What does it take for a family mechanic business to survive and thrive for over 75 years? Dore Bros owner Matthew Dore – grandson of one of its founders – explains all.
The sign mounted proudly on the side of the workshop says Dore Bros Garage, Est. 1946. Some 75 years after this business started, I’m greeted at the office my Matthew Dore, grandson of one of its founders. Three-quarters of a century later, quite incredibly, this workshop just off the main highway in Gympie, Queensland, remains a family business.
Although ever-growing, Gympie still has the feel of a small country town. In places like this, word-of-mouth is everything if yo want to remain in business. “If you don’t do the right thing in a small place you won’t last five minutes,” Matthew says while busy under the bonnet of a local’s Toyota HiLux. “The key to us being here for so long is doing the right thing by people. That’s the most important thing.”
Over the 75 years Dore Bros has had three different owners – all from the same family – and three different premises, each within a stone’s throw of the other but larger each time to provide a bigger and better service. “My Grandfather Max helped set it up with his brother Harold when he came back from the war,” says Matthew. “There wasn’t much going on, they had no jobs, so their father built them a refrigeration and mechanical workshop.”
In 1986 the reins were handed to Bernard Dore, and in 2021 his son Matthew became the owner. Wonderfully, Dore Bros Garage maintained some if its very first customers throughout their lives. Local Gympie resident Clyde Kunst used the garage from when it opened its doors in 1946 up until his passing in 2017, age 94.
Back in those early days the locals’ needs were quite different. There was a big dairy and timber industry in these parts, so Max and Harold worked a lot on cream trucks, logging trucks, bulldozers and other heavy equipment. Cars were more of a rarity.
These days it’s all change. There’s no longer the single petrol bowser and cream trucks out the front, rather lots of cars, utes and 4x4s. The bulk of the work is mechanical repairs and servicing, air conditioning and LPG conversions, roadworthys, brake and clutch repairs, and installing auxiliary battery systems. Matthew has two other qualified mechanics helping him on the tools, there’s an apprentice while the allimportant books up the front are handled by Matthew’s partner Holly.
Matthew grew up around the workshop, but it was not inevitable he’d take over the business. “I had plans to do other things which never happened, so I thought I’d go down there and work at the garage instead, and I’ve never left,” he explains.
Old fashioned courtesy is obvious. There’s an early-bird key drop off, free battery testing, free fitting a replacement battery, free car wash with your service and free local drop-off and pickup.
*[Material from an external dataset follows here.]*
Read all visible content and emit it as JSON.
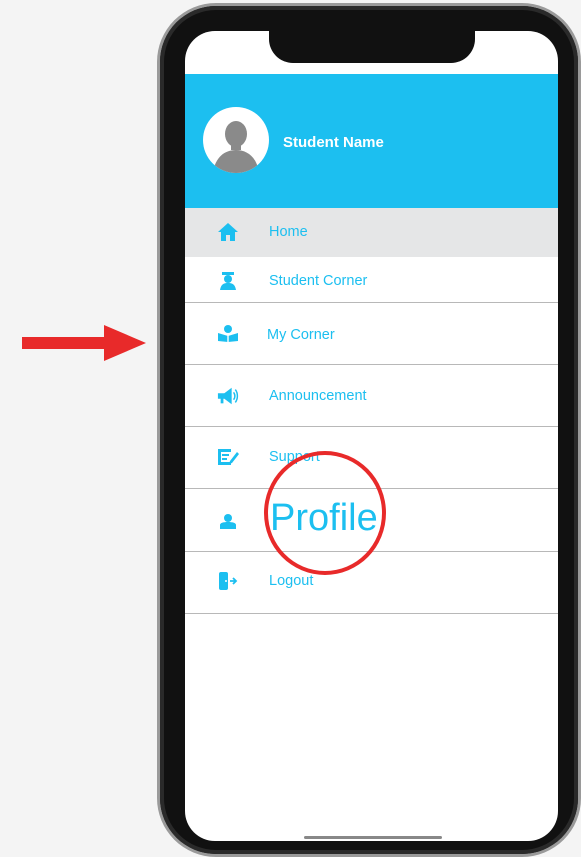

Showing community ties, there’s even a Justice of the Peace on staff to sign customers’ official documents while they wait.
In a place like this, the regulars must take priority. There are lots of farmers in the region and if their vehicles have a problem this can bring an abrupt halt to the work – they can’t afford to be hanging around for repairs. “There are lots of farm vehicles and they’re our regular customers,” says Matthew. “They take priority over what happens. When their vehicles come in they’re often buggered and it’s got to happen straight away. We’ve got to make it happen.”
The town of Gympie has experienced something of a boom in the last couple of years and that’s changed the workflow at Dore Bros Garage. “In the ten years since I bought it we’ve always been up and down; there’s been busy months then quiet ones,” says Matthew. “But for the last two years there’s not been one quiet time. It’s crazy and very draining.”
He says parts supply has been a big issue – something experienced across Australia and globally – while he’s had to tell customers booking a service that it’s not the usual three or four day wait, but sometimes up to a month. “We’ve been booked out for four weeks,” he says. “It means when you get breakdowns it’s hard to help them, which isn’t good. A lot of people travel through here and they can get stuck if none of us can help them.”
As for the future, Matthew says there’s every chance the garage will reach its centenary with a Dore still at the helm. “We’ve got three children; one in his first year of Law in Brisbane, and the other two are in primary school so we don’t know yet,” he says. “All my brothers and sisters have lots of children and some of my nephews come down and do a bit of work for us part-time, and shown interest in it. It’s likely one of them will come through.”
There’s something deeply impressive about a business surviving and thriving for so long, and is testament to the honest practices instilled in Matthew and clearly his father and grandfather before him. The vehicles and work may have changed exponentially in 75 years, but proper customer service and doing the right thing by people is as important now as it was in 1946.
For more information visit www.dorebrosgarage.com